Story of Bugler Brooks

Morn amid the mountains, cold’s the hour before the dawn; also dark. So it was that autumn night on Camas Meadows, away up in Idaho, under the sentinel shadows of the great peaks of the Three Tetons. How still the cavalry camp, with its tired troopers, snatching what sleep they can before beginning another day’s pursuit of Chief Joseph’s hostiles. A shot! Another! A dozen! A regular rattling volley! A bugle blast – Brooks’ bugle, always musical, now stirringly imperative in its call to arms – the cool, firm orders of Mayor Jackson – and, above all, the Indian yells

The Disaster to Thomas’ Command

I have always considered the disaster to Major Thomas’ command as one of the saddest in our military history. It was a small affair, but so senseless and unnecessary, and such a waste of a good life. About a week or ten days after the last fighting in the lava-beds, which resulted in the expulsion of the Modocs and their retreat to a point near what was known as the Land Butte and Black Ledge, Major Mason’s command, consisting in part of the troop with which I was serving, was in bivouac in “Jack’s Stronghold.” About eleven o’clock in the

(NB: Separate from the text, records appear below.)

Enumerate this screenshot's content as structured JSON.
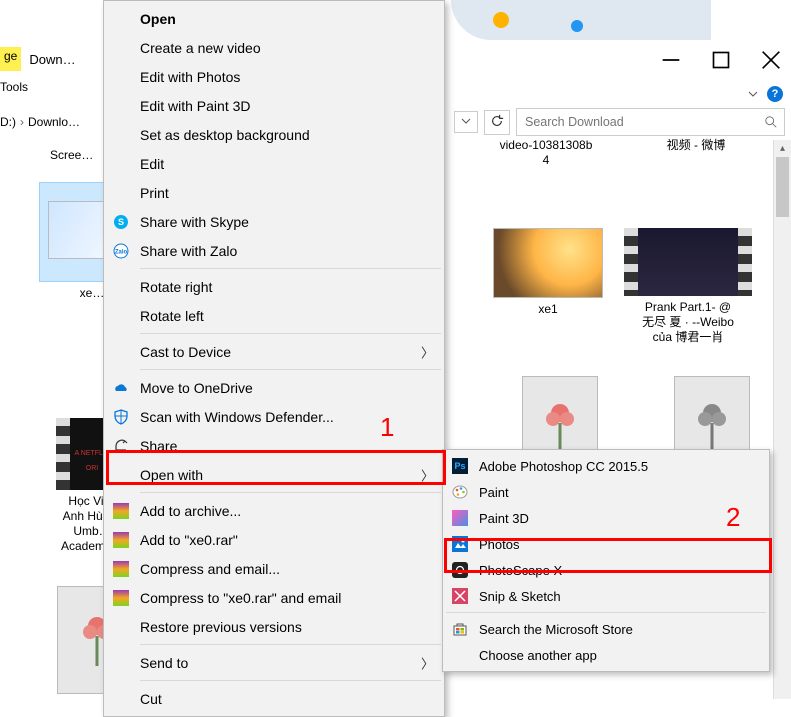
{
  "ribbon": {
    "yellow_tab": "ge",
    "tab_down": "Down…",
    "tools": "Tools"
  },
  "breadcrumb": {
    "drive": "D:)",
    "sep": "›",
    "folder": "Downlo…",
    "sub": "Scree…"
  },
  "files": {
    "selected": "xe…",
    "video1_line1": "video-10381308b",
    "video1_line2": "4",
    "video2": "视频 - 微博",
    "xe1": "xe1",
    "prank_l1": "Prank Part.1- @",
    "prank_l2": "无尽 夏 · --Weibo",
    "prank_l3": "của 博君一肖",
    "hocvien_l1": "Học Vi…",
    "hocvien_l2": "Anh Hùn…",
    "hocvien_l3": "Umb…",
    "hocvien_l4": "Academy…",
    "netflix_tag": "A NETFLIX ORI"
  },
  "search": {
    "placeholder": "Search Download"
  },
  "menu1": {
    "open": "Open",
    "create_video": "Create a new video",
    "edit_photos": "Edit with Photos",
    "edit_paint3d": "Edit with Paint 3D",
    "set_bg": "Set as desktop background",
    "edit": "Edit",
    "print": "Print",
    "share_skype": "Share with Skype",
    "share_zalo": "Share with Zalo",
    "rotate_r": "Rotate right",
    "rotate_l": "Rotate left",
    "cast": "Cast to Device",
    "onedrive": "Move to OneDrive",
    "defender": "Scan with Windows Defender...",
    "share": "Share",
    "open_with": "Open with",
    "add_archive": "Add to archive...",
    "add_xe0": "Add to \"xe0.rar\"",
    "comp_email": "Compress and email...",
    "comp_xe0_email": "Compress to \"xe0.rar\" and email",
    "restore": "Restore previous versions",
    "send_to": "Send to",
    "cut": "Cut"
  },
  "menu2": {
    "ps": "Adobe Photoshop CC 2015.5",
    "paint": "Paint",
    "paint3d": "Paint 3D",
    "photos": "Photos",
    "photoscape": "PhotoScape X",
    "snip": "Snip & Sketch",
    "search_store": "Search the Microsoft Store",
    "choose": "Choose another app"
  },
  "annotations": {
    "one": "1",
    "two": "2"
  }
}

Anecdotes of Chief Joseph

With the death of Chief Joseph, the famous leader of the Nez Perces, the United States has lost its most celebrated Indian. Joseph, since the death of Red Cloud and Sitting Bull, has been the most discussed American Indian. He was the last of the great warrior chiefs. Descendant of a long line of fighters, chieftain, since early manhood, of the Nez Perce tribe, and followed with constant devotion by his dwindling people, Chief Joseph was the last Indian leader who dared to put up a real fight against civilization; and in his desperate Waterloo he put up a fight

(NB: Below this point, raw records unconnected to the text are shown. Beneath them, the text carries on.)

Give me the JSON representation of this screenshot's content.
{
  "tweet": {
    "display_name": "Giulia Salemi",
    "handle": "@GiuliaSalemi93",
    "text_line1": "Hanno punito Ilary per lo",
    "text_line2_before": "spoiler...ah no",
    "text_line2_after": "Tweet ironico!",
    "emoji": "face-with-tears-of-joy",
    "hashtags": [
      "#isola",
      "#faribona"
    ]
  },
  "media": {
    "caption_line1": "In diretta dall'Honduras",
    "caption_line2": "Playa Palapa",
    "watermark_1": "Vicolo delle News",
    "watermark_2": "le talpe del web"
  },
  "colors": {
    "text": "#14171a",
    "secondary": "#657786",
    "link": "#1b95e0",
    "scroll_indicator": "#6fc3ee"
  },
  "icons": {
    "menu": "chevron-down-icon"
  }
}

The Battle of Camas Meadows

During the memorable campaign against the Nez Perce Indians, in the year 1877, there were many stirring incidents that have never been given to the public, and notably among these is the Camas Meadow fight of Capt. Randolph Norwood’s Company L, of the Second Cavalry. In the early part of the summer we had assisted the Fifth Infantry, under Col. Nelson A. Miles, in rounding up and capturing the remnant band of Cheyenne Sioux, under Lame Deer, and bringing them into the cantonment at the mouth of Tongue River. Shortly after arriving there, Gen. W. T. Sherman and staff, and

First Battle of the Modoc War

Perhaps few places on earth, of like area, have cost so much in blood and treasure as Klamath land, and yet it may be worth the price, dear as it was, for it is one of nature’s brightest gems. The native possessor held it with a tenacity which compels us to admire his patriotism, his reverence for the land of his ancestors, while we deprecate the methods of his warfare. As he would put it: “Here is the dust of my fathers. Better for me to die here than to be removed to any other country. If I die here

Chief Joseph’s Own Story

Chief Joseph’s Own Story: With an Introduction by the Rt. Rev. W. H. Hare, D.D., Bishop of South Dakota 1This and the following chapter are taken from The North American Review for 1879, by the gracious permission of Messrs. Harper and Brothers, the present publishers of the magazine and the owners of the copyright. – C. T. B. Wish that I had words at command in which to express adequately the interest with which I have read the extraordinary narrative which follows, and which I have the privilege of introducing to the readers of this Review. I feel, however, that

The Battle of White Bird Canon

The Wallowa Valley is fifteen or twenty miles east of the Grande Ronde Valley in eastern Oregon, and had long been a bone of contention between the whites and a band of non-treaty Nez Percé Indians under Chief Joseph. The whites claimed the right of settlement under the United States Land Acts, and while no determined effort on their part was made to take up homestead, preemption or other claims, yet they kept it as a grazing ground for their cattle, while the Indians denied them the right to such privileges, claiming to themselves the entire control of the valley